GIVEN DATA:
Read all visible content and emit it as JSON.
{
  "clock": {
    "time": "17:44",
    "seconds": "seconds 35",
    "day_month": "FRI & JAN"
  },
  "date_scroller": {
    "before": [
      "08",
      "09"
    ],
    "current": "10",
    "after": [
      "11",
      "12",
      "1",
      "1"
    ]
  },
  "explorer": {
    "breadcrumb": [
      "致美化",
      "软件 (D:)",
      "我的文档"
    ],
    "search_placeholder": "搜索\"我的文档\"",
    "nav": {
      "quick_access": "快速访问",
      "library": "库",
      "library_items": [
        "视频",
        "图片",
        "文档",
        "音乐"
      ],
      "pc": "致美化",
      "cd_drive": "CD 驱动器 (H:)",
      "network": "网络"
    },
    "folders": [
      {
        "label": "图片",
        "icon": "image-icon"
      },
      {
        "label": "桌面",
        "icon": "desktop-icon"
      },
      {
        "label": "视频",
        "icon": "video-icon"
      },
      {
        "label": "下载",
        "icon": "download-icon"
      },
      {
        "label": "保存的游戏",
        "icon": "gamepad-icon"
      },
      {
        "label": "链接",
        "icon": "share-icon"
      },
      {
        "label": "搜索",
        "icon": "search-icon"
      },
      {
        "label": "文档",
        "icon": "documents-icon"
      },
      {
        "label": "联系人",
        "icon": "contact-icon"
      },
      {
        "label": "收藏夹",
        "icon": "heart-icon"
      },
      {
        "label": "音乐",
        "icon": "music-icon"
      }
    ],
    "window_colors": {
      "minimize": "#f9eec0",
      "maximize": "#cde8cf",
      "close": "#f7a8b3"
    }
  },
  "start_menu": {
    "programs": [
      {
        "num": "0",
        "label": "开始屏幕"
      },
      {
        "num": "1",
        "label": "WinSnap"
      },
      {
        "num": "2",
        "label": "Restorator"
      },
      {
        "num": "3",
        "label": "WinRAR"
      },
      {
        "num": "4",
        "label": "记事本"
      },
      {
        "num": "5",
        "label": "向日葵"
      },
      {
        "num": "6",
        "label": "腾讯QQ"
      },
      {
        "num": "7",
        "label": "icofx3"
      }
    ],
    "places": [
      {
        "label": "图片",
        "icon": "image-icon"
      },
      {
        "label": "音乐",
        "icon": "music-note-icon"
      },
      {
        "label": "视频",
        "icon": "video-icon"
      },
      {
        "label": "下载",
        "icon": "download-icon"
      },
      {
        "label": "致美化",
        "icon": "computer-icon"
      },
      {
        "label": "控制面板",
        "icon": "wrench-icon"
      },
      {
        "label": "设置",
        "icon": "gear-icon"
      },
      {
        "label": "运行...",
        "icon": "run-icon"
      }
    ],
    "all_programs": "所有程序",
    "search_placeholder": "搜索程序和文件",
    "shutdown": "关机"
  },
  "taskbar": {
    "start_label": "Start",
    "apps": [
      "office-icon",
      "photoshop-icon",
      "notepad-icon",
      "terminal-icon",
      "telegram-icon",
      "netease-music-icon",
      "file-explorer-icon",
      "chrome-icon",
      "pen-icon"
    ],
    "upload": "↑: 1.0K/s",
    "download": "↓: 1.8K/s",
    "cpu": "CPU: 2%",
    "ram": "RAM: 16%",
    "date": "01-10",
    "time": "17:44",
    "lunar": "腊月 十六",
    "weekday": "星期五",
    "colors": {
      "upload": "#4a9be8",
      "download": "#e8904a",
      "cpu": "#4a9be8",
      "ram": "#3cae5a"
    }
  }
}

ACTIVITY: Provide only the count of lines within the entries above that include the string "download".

REPLY: 4